# Artin’s conjecture on primitive roots

Let $m$ be a number in the list $2,4,{p}^{k}$ or $2{p}^{k}$ for some $k\ge 1$. Then we know that $m$ has a primitive root^{}, but finding one can be a rather challenging problem (theoretically and computationally).

Gauss conjectured that the number $10$ is a primitive root for infinitely many primes $p$. Much later, in $1927$, Emil Artin made the following conjecture:

###### Artin’s Conjecture.

Let $n$ be an integer not equal to $\mathrm{-}\mathrm{1}$ or a square. Then $n$ is a primitive root for infinitely many primes $p$.

However, up to now, nobody has been able to show that a single integer $n$ is a primitive root for infinitely many primes. It can be shown that the number $3$ is a primitive root for every Fermat prime^{} but, unfortunately, the existence of infinitely many Fermat primes is far from obvious, and in fact it is quite dubious (only five Fermat primes are known!).

Title | Artin’s conjecture on primitive roots |
---|---|

Canonical name | ArtinsConjectureOnPrimitiveRoots |

Date of creation | 2013-03-22 16:21:04 |

Last modified on | 2013-03-22 16:21:04 |

Owner | alozano (2414) |

Last modified by | alozano (2414) |

Numerical id | 5 |

Author | alozano (2414) |

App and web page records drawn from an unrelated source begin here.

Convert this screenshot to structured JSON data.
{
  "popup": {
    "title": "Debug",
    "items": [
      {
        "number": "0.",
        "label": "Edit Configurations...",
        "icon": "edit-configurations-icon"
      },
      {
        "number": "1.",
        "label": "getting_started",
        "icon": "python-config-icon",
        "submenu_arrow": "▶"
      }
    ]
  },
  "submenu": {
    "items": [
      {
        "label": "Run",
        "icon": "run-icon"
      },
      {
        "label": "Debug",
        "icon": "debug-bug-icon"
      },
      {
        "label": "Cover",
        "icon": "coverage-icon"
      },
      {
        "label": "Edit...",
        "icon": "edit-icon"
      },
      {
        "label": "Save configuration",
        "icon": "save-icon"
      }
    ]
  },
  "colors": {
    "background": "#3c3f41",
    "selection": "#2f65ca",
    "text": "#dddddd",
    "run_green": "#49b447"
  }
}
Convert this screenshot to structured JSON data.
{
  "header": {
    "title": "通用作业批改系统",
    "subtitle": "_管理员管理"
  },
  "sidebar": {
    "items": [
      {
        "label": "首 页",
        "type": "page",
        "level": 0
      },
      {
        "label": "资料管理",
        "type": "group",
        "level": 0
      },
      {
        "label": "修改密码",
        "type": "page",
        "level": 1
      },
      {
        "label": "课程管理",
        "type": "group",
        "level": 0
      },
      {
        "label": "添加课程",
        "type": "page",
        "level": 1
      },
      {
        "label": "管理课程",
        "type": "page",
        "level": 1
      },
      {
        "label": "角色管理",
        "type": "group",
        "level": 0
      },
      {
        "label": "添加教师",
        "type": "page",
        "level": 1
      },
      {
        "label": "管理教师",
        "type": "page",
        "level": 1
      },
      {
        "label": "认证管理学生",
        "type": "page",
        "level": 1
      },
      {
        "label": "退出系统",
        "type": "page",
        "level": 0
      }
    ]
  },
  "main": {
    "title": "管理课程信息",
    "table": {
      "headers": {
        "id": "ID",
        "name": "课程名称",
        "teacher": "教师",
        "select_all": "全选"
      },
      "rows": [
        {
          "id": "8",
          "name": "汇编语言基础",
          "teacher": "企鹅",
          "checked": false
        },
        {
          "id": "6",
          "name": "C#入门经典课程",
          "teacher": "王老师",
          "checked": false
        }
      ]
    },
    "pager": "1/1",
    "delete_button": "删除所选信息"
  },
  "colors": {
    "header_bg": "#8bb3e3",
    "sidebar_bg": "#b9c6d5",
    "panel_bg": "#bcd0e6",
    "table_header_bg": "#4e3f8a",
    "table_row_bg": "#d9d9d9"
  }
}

Entry type | Conjecture |

Classification | msc 11-00 |

Synonym | Artin’s conjecture |